- TASK PROMPT: Give the data again word for word; drop the pictures.

=== Begin Enclosure ===

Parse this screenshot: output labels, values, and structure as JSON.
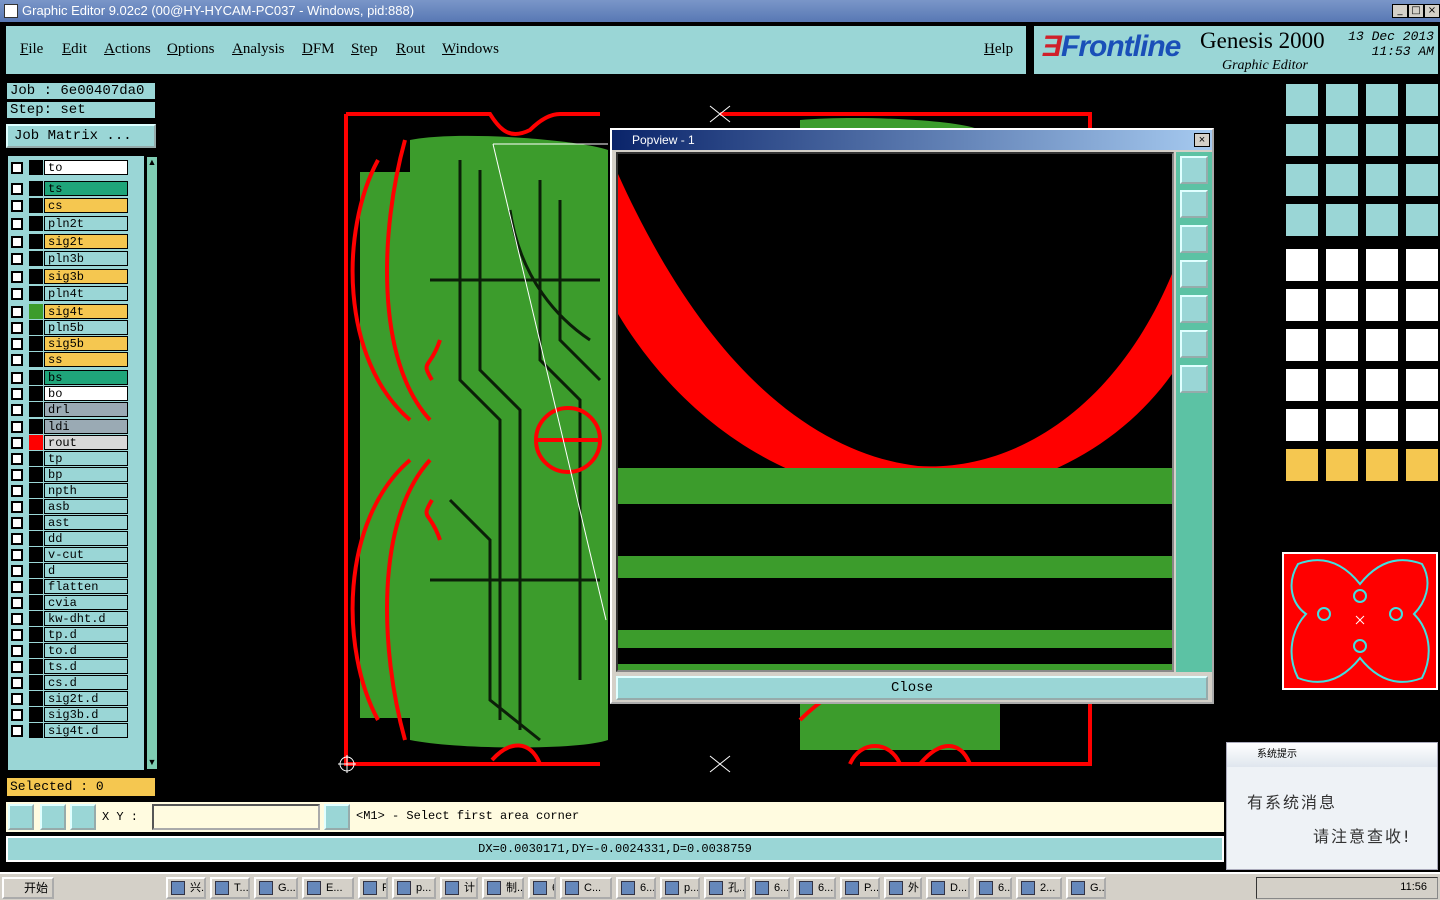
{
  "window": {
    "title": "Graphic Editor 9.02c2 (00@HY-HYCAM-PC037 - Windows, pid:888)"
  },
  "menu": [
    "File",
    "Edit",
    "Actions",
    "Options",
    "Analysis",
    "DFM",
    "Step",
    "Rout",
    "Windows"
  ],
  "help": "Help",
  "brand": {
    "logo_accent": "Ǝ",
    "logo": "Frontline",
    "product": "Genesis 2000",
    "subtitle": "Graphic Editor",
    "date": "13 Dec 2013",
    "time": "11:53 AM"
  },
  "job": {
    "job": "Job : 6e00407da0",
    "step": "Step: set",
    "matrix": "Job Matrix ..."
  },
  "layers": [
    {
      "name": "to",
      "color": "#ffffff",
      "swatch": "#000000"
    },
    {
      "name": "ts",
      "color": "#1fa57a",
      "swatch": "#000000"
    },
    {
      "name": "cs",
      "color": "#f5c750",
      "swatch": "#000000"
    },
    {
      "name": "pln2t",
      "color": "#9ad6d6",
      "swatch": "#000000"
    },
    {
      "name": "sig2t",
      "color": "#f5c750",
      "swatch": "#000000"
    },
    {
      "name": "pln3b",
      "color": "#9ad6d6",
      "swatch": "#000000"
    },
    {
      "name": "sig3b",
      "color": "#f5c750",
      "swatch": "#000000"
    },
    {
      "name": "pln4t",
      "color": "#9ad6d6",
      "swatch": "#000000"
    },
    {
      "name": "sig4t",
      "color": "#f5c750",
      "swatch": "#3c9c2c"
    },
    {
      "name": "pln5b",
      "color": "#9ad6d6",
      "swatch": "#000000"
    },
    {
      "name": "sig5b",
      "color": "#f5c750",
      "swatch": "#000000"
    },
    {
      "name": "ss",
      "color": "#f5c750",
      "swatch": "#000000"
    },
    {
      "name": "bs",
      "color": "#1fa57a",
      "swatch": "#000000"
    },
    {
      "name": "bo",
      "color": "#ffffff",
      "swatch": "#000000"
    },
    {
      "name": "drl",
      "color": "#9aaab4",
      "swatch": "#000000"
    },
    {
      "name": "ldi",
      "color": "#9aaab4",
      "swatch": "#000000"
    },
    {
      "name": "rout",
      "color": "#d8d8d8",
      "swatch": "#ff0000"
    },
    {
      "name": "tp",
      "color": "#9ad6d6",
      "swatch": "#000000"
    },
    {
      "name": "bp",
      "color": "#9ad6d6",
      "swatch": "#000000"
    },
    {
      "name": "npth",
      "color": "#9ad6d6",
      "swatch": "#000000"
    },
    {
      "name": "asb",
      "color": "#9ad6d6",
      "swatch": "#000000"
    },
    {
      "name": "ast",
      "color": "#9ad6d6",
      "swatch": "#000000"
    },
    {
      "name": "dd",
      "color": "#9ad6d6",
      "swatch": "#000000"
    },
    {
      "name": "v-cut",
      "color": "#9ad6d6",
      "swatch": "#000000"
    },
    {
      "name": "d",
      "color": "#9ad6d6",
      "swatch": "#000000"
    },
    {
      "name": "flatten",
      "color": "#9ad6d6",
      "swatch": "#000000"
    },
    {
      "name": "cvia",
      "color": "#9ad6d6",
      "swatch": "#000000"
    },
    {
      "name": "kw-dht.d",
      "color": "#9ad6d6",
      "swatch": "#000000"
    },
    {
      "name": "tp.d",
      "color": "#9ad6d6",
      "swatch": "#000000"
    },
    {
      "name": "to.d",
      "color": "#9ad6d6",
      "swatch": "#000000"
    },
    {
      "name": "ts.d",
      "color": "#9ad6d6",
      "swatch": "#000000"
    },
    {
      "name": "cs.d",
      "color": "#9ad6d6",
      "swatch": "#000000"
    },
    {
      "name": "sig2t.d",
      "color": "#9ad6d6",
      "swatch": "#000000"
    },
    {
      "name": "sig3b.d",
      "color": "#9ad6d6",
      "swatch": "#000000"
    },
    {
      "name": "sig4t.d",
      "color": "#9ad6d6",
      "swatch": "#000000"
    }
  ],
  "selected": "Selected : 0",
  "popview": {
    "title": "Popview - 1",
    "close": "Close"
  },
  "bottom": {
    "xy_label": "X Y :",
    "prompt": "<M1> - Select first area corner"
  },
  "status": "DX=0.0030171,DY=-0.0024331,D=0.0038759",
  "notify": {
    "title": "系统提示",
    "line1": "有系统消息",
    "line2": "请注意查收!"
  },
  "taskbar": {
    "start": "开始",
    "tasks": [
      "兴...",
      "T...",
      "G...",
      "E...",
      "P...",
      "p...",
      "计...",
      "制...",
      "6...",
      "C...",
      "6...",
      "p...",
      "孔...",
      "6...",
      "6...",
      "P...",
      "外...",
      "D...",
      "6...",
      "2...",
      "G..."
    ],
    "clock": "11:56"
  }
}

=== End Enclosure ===

- ANSWER:
Parse this screenshot: output labels, values, and structure as JSON.
{
  "window": {
    "title": "Graphic Editor 9.02c2 (00@HY-HYCAM-PC037 - Windows, pid:888)"
  },
  "menu": [
    "File",
    "Edit",
    "Actions",
    "Options",
    "Analysis",
    "DFM",
    "Step",
    "Rout",
    "Windows"
  ],
  "help": "Help",
  "brand": {
    "logo_accent": "Ǝ",
    "logo": "Frontline",
    "product": "Genesis 2000",
    "subtitle": "Graphic Editor",
    "date": "13 Dec 2013",
    "time": "11:53 AM"
  },
  "job": {
    "job": "Job : 6e00407da0",
    "step": "Step: set",
    "matrix": "Job Matrix ..."
  },
  "layers": [
    {
      "name": "to",
      "color": "#ffffff",
      "swatch": "#000000"
    },
    {
      "name": "ts",
      "color": "#1fa57a",
      "swatch": "#000000"
    },
    {
      "name": "cs",
      "color": "#f5c750",
      "swatch": "#000000"
    },
    {
      "name": "pln2t",
      "color": "#9ad6d6",
      "swatch": "#000000"
    },
    {
      "name": "sig2t",
      "color": "#f5c750",
      "swatch": "#000000"
    },
    {
      "name": "pln3b",
      "color": "#9ad6d6",
      "swatch": "#000000"
    },
    {
      "name": "sig3b",
      "color": "#f5c750",
      "swatch": "#000000"
    },
    {
      "name": "pln4t",
      "color": "#9ad6d6",
      "swatch": "#000000"
    },
    {
      "name": "sig4t",
      "color": "#f5c750",
      "swatch": "#3c9c2c"
    },
    {
      "name": "pln5b",
      "color": "#9ad6d6",
      "swatch": "#000000"
    },
    {
      "name": "sig5b",
      "color": "#f5c750",
      "swatch": "#000000"
    },
    {
      "name": "ss",
      "color": "#f5c750",
      "swatch": "#000000"
    },
    {
      "name": "bs",
      "color": "#1fa57a",
      "swatch": "#000000"
    },
    {
      "name": "bo",
      "color": "#ffffff",
      "swatch": "#000000"
    },
    {
      "name": "drl",
      "color": "#9aaab4",
      "swatch": "#000000"
    },
    {
      "name": "ldi",
      "color": "#9aaab4",
      "swatch": "#000000"
    },
    {
      "name": "rout",
      "color": "#d8d8d8",
      "swatch": "#ff0000"
    },
    {
      "name": "tp",
      "color": "#9ad6d6",
      "swatch": "#000000"
    },
    {
      "name": "bp",
      "color": "#9ad6d6",
      "swatch": "#000000"
    },
    {
      "name": "npth",
      "color": "#9ad6d6",
      "swatch": "#000000"
    },
    {
      "name": "asb",
      "color": "#9ad6d6",
      "swatch": "#000000"
    },
    {
      "name": "ast",
      "color": "#9ad6d6",
      "swatch": "#000000"
    },
    {
      "name": "dd",
      "color": "#9ad6d6",
      "swatch": "#000000"
    },
    {
      "name": "v-cut",
      "color": "#9ad6d6",
      "swatch": "#000000"
    },
    {
      "name": "d",
      "color": "#9ad6d6",
      "swatch": "#000000"
    },
    {
      "name": "flatten",
      "color": "#9ad6d6",
      "swatch": "#000000"
    },
    {
      "name": "cvia",
      "color": "#9ad6d6",
      "swatch": "#000000"
    },
    {
      "name": "kw-dht.d",
      "color": "#9ad6d6",
      "swatch": "#000000"
    },
    {
      "name": "tp.d",
      "color": "#9ad6d6",
      "swatch": "#000000"
    },
    {
      "name": "to.d",
      "color": "#9ad6d6",
      "swatch": "#000000"
    },
    {
      "name": "ts.d",
      "color": "#9ad6d6",
      "swatch": "#000000"
    },
    {
      "name": "cs.d",
      "color": "#9ad6d6",
      "swatch": "#000000"
    },
    {
      "name": "sig2t.d",
      "color": "#9ad6d6",
      "swatch": "#000000"
    },
    {
      "name": "sig3b.d",
      "color": "#9ad6d6",
      "swatch": "#000000"
    },
    {
      "name": "sig4t.d",
      "color": "#9ad6d6",
      "swatch": "#000000"
    }
  ],
  "selected": "Selected : 0",
  "popview": {
    "title": "Popview - 1",
    "close": "Close"
  },
  "bottom": {
    "xy_label": "X Y :",
    "prompt": "<M1> - Select first area corner"
  },
  "status": "DX=0.0030171,DY=-0.0024331,D=0.0038759",
  "notify": {
    "title": "系统提示",
    "line1": "有系统消息",
    "line2": "请注意查收!"
  },
  "taskbar": {
    "start": "开始",
    "tasks": [
      "兴...",
      "T...",
      "G...",
      "E...",
      "P...",
      "p...",
      "计...",
      "制...",
      "6...",
      "C...",
      "6...",
      "p...",
      "孔...",
      "6...",
      "6...",
      "P...",
      "外...",
      "D...",
      "6...",
      "2...",
      "G..."
    ],
    "clock": "11:56"
  }
}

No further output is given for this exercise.